Dataset rows for apps and sites:
Segment Open
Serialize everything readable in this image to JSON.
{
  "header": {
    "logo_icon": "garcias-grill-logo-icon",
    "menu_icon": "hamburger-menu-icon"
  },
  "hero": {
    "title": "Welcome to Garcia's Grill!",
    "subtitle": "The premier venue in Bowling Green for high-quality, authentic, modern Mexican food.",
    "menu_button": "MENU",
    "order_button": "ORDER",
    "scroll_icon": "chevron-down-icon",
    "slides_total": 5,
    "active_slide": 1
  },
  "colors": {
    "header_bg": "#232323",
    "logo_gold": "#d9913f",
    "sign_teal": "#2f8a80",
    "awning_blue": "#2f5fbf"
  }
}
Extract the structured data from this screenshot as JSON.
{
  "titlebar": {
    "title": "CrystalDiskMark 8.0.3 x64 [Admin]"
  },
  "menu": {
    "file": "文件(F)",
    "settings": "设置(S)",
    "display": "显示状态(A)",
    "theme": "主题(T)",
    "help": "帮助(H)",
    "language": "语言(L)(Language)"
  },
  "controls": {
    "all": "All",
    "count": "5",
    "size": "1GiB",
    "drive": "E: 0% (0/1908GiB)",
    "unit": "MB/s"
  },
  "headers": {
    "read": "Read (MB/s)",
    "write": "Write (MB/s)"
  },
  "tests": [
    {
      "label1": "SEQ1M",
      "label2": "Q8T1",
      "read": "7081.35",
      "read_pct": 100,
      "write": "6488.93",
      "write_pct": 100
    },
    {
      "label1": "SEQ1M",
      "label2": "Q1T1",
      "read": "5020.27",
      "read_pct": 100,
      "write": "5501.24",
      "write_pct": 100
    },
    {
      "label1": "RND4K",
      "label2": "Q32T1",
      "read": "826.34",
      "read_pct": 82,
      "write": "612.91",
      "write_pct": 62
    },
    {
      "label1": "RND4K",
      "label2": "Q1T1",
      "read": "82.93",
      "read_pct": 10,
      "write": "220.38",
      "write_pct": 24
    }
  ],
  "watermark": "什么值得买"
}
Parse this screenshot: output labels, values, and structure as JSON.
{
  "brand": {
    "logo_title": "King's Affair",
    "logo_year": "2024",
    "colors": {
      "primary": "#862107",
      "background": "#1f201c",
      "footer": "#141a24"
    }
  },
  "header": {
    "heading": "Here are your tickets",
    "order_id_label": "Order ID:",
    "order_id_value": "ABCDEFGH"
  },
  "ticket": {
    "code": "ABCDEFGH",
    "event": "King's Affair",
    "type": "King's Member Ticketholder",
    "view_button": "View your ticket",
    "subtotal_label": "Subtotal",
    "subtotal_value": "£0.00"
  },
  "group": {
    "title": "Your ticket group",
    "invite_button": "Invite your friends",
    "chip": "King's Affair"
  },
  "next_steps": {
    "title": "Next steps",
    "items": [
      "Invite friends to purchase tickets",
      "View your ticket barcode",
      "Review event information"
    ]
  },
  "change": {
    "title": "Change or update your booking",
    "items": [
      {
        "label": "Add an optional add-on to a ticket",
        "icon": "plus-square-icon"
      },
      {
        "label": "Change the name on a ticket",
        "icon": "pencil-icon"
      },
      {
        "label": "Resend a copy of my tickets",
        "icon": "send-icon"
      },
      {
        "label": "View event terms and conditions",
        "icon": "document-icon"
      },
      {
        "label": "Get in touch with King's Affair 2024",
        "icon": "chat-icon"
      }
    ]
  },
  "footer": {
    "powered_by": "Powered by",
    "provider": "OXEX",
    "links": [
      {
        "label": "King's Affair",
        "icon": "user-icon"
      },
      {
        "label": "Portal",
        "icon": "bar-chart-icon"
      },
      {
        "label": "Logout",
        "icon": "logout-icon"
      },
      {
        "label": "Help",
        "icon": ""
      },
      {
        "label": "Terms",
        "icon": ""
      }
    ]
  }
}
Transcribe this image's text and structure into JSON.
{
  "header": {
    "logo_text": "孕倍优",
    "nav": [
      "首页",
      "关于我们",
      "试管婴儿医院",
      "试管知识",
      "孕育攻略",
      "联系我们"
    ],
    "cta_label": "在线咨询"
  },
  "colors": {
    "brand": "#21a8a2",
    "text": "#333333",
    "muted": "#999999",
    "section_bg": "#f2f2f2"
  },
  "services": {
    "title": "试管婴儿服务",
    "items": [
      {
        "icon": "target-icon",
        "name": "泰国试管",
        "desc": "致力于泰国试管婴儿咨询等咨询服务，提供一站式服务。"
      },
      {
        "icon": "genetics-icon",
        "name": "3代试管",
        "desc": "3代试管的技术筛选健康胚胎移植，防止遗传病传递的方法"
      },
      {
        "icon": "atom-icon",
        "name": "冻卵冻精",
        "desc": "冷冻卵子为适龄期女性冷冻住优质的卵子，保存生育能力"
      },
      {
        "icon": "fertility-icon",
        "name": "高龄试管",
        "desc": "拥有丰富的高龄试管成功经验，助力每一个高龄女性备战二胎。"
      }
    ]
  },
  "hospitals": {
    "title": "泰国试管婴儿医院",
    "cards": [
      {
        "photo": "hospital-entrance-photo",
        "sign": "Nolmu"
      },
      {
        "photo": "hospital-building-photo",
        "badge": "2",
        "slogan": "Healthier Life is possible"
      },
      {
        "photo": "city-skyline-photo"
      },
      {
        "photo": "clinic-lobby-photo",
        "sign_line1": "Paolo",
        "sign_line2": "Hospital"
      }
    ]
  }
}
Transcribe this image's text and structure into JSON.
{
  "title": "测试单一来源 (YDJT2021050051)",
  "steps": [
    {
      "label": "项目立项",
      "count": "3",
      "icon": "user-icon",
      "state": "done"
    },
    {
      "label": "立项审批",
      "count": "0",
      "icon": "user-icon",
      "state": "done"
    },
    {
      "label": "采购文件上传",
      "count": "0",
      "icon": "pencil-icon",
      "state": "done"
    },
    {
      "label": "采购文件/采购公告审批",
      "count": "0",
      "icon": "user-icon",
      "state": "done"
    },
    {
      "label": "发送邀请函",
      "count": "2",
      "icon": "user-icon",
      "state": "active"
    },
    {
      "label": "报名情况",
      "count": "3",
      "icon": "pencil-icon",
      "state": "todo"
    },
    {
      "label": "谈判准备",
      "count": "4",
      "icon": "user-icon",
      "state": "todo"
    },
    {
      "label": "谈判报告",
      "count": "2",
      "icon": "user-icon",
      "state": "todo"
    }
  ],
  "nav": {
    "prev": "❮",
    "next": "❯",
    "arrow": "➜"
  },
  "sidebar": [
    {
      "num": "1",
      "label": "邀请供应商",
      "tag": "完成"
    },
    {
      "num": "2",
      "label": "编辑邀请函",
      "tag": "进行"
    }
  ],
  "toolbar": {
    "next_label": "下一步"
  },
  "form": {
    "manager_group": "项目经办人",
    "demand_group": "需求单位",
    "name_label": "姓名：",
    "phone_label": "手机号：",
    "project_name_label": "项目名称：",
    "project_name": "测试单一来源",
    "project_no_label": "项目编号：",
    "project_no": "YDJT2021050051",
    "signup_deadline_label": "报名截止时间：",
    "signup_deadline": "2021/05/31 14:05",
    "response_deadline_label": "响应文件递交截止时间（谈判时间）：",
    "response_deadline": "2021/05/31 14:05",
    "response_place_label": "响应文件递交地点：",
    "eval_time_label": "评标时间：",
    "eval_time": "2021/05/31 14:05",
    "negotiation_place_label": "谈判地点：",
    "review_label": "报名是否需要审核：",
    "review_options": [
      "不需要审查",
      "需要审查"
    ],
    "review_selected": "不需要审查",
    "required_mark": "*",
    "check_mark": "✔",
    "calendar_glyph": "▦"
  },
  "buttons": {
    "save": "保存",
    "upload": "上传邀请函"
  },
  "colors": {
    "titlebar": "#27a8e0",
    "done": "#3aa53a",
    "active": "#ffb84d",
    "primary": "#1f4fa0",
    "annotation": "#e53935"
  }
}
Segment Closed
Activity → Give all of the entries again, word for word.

Your response →
Serialize everything readable in this image to JSON.
{
  "header": {
    "logo_icon": "garcias-grill-logo-icon",
    "menu_icon": "hamburger-menu-icon"
  },
  "hero": {
    "title": "Welcome to Garcia's Grill!",
    "subtitle": "The premier venue in Bowling Green for high-quality, authentic, modern Mexican food.",
    "menu_button": "MENU",
    "order_button": "ORDER",
    "scroll_icon": "chevron-down-icon",
    "slides_total": 5,
    "active_slide": 1
  },
  "colors": {
    "header_bg": "#232323",
    "logo_gold": "#d9913f",
    "sign_teal": "#2f8a80",
    "awning_blue": "#2f5fbf"
  }
}
Extract the structured data from this screenshot as JSON.
{
  "titlebar": {
    "title": "CrystalDiskMark 8.0.3 x64 [Admin]"
  },
  "menu": {
    "file": "文件(F)",
    "settings": "设置(S)",
    "display": "显示状态(A)",
    "theme": "主题(T)",
    "help": "帮助(H)",
    "language": "语言(L)(Language)"
  },
  "controls": {
    "all": "All",
    "count": "5",
    "size": "1GiB",
    "drive": "E: 0% (0/1908GiB)",
    "unit": "MB/s"
  },
  "headers": {
    "read": "Read (MB/s)",
    "write": "Write (MB/s)"
  },
  "tests": [
    {
      "label1": "SEQ1M",
      "label2": "Q8T1",
      "read": "7081.35",
      "read_pct": 100,
      "write": "6488.93",
      "write_pct": 100
    },
    {
      "label1": "SEQ1M",
      "label2": "Q1T1",
      "read": "5020.27",
      "read_pct": 100,
      "write": "5501.24",
      "write_pct": 100
    },
    {
      "label1": "RND4K",
      "label2": "Q32T1",
      "read": "826.34",
      "read_pct": 82,
      "write": "612.91",
      "write_pct": 62
    },
    {
      "label1": "RND4K",
      "label2": "Q1T1",
      "read": "82.93",
      "read_pct": 10,
      "write": "220.38",
      "write_pct": 24
    }
  ],
  "watermark": "什么值得买"
}
Parse this screenshot: output labels, values, and structure as JSON.
{
  "brand": {
    "logo_title": "King's Affair",
    "logo_year": "2024",
    "colors": {
      "primary": "#862107",
      "background": "#1f201c",
      "footer": "#141a24"
    }
  },
  "header": {
    "heading": "Here are your tickets",
    "order_id_label": "Order ID:",
    "order_id_value": "ABCDEFGH"
  },
  "ticket": {
    "code": "ABCDEFGH",
    "event": "King's Affair",
    "type": "King's Member Ticketholder",
    "view_button": "View your ticket",
    "subtotal_label": "Subtotal",
    "subtotal_value": "£0.00"
  },
  "group": {
    "title": "Your ticket group",
    "invite_button": "Invite your friends",
    "chip": "King's Affair"
  },
  "next_steps": {
    "title": "Next steps",
    "items": [
      "Invite friends to purchase tickets",
      "View your ticket barcode",
      "Review event information"
    ]
  },
  "change": {
    "title": "Change or update your booking",
    "items": [
      {
        "label": "Add an optional add-on to a ticket",
        "icon": "plus-square-icon"
      },
      {
        "label": "Change the name on a ticket",
        "icon": "pencil-icon"
      },
      {
        "label": "Resend a copy of my tickets",
        "icon": "send-icon"
      },
      {
        "label": "View event terms and conditions",
        "icon": "document-icon"
      },
      {
        "label": "Get in touch with King's Affair 2024",
        "icon": "chat-icon"
      }
    ]
  },
  "footer": {
    "powered_by": "Powered by",
    "provider": "OXEX",
    "links": [
      {
        "label": "King's Affair",
        "icon": "user-icon"
      },
      {
        "label": "Portal",
        "icon": "bar-chart-icon"
      },
      {
        "label": "Logout",
        "icon": "logout-icon"
      },
      {
        "label": "Help",
        "icon": ""
      },
      {
        "label": "Terms",
        "icon": ""
      }
    ]
  }
}
Transcribe this image's text and structure into JSON.
{
  "header": {
    "logo_text": "孕倍优",
    "nav": [
      "首页",
      "关于我们",
      "试管婴儿医院",
      "试管知识",
      "孕育攻略",
      "联系我们"
    ],
    "cta_label": "在线咨询"
  },
  "colors": {
    "brand": "#21a8a2",
    "text": "#333333",
    "muted": "#999999",
    "section_bg": "#f2f2f2"
  },
  "services": {
    "title": "试管婴儿服务",
    "items": [
      {
        "icon": "target-icon",
        "name": "泰国试管",
        "desc": "致力于泰国试管婴儿咨询等咨询服务，提供一站式服务。"
      },
      {
        "icon": "genetics-icon",
        "name": "3代试管",
        "desc": "3代试管的技术筛选健康胚胎移植，防止遗传病传递的方法"
      },
      {
        "icon": "atom-icon",
        "name": "冻卵冻精",
        "desc": "冷冻卵子为适龄期女性冷冻住优质的卵子，保存生育能力"
      },
      {
        "icon": "fertility-icon",
        "name": "高龄试管",
        "desc": "拥有丰富的高龄试管成功经验，助力每一个高龄女性备战二胎。"
      }
    ]
  },
  "hospitals": {
    "title": "泰国试管婴儿医院",
    "cards": [
      {
        "photo": "hospital-entrance-photo",
        "sign": "Nolmu"
      },
      {
        "photo": "hospital-building-photo",
        "badge": "2",
        "slogan": "Healthier Life is possible"
      },
      {
        "photo": "city-skyline-photo"
      },
      {
        "photo": "clinic-lobby-photo",
        "sign_line1": "Paolo",
        "sign_line2": "Hospital"
      }
    ]
  }
}
Transcribe this image's text and structure into JSON.
{
  "title": "测试单一来源 (YDJT2021050051)",
  "steps": [
    {
      "label": "项目立项",
      "count": "3",
      "icon": "user-icon",
      "state": "done"
    },
    {
      "label": "立项审批",
      "count": "0",
      "icon": "user-icon",
      "state": "done"
    },
    {
      "label": "采购文件上传",
      "count": "0",
      "icon": "pencil-icon",
      "state": "done"
    },
    {
      "label": "采购文件/采购公告审批",
      "count": "0",
      "icon": "user-icon",
      "state": "done"
    },
    {
      "label": "发送邀请函",
      "count": "2",
      "icon": "user-icon",
      "state": "active"
    },
    {
      "label": "报名情况",
      "count": "3",
      "icon": "pencil-icon",
      "state": "todo"
    },
    {
      "label": "谈判准备",
      "count": "4",
      "icon": "user-icon",
      "state": "todo"
    },
    {
      "label": "谈判报告",
      "count": "2",
      "icon": "user-icon",
      "state": "todo"
    }
  ],
  "nav": {
    "prev": "❮",
    "next": "❯",
    "arrow": "➜"
  },
  "sidebar": [
    {
      "num": "1",
      "label": "邀请供应商",
      "tag": "完成"
    },
    {
      "num": "2",
      "label": "编辑邀请函",
      "tag": "进行"
    }
  ],
  "toolbar": {
    "next_label": "下一步"
  },
  "form": {
    "manager_group": "项目经办人",
    "demand_group": "需求单位",
    "name_label": "姓名：",
    "phone_label": "手机号：",
    "project_name_label": "项目名称：",
    "project_name": "测试单一来源",
    "project_no_label": "项目编号：",
    "project_no": "YDJT2021050051",
    "signup_deadline_label": "报名截止时间：",
    "signup_deadline": "2021/05/31 14:05",
    "response_deadline_label": "响应文件递交截止时间（谈判时间）：",
    "response_deadline": "2021/05/31 14:05",
    "response_place_label": "响应文件递交地点：",
    "eval_time_label": "评标时间：",
    "eval_time": "2021/05/31 14:05",
    "negotiation_place_label": "谈判地点：",
    "review_label": "报名是否需要审核：",
    "review_options": [
      "不需要审查",
      "需要审查"
    ],
    "review_selected": "不需要审查",
    "required_mark": "*",
    "check_mark": "✔",
    "calendar_glyph": "▦"
  },
  "buttons": {
    "save": "保存",
    "upload": "上传邀请函"
  },
  "colors": {
    "titlebar": "#27a8e0",
    "done": "#3aa53a",
    "active": "#ffb84d",
    "primary": "#1f4fa0",
    "annotation": "#e53935"
  }
}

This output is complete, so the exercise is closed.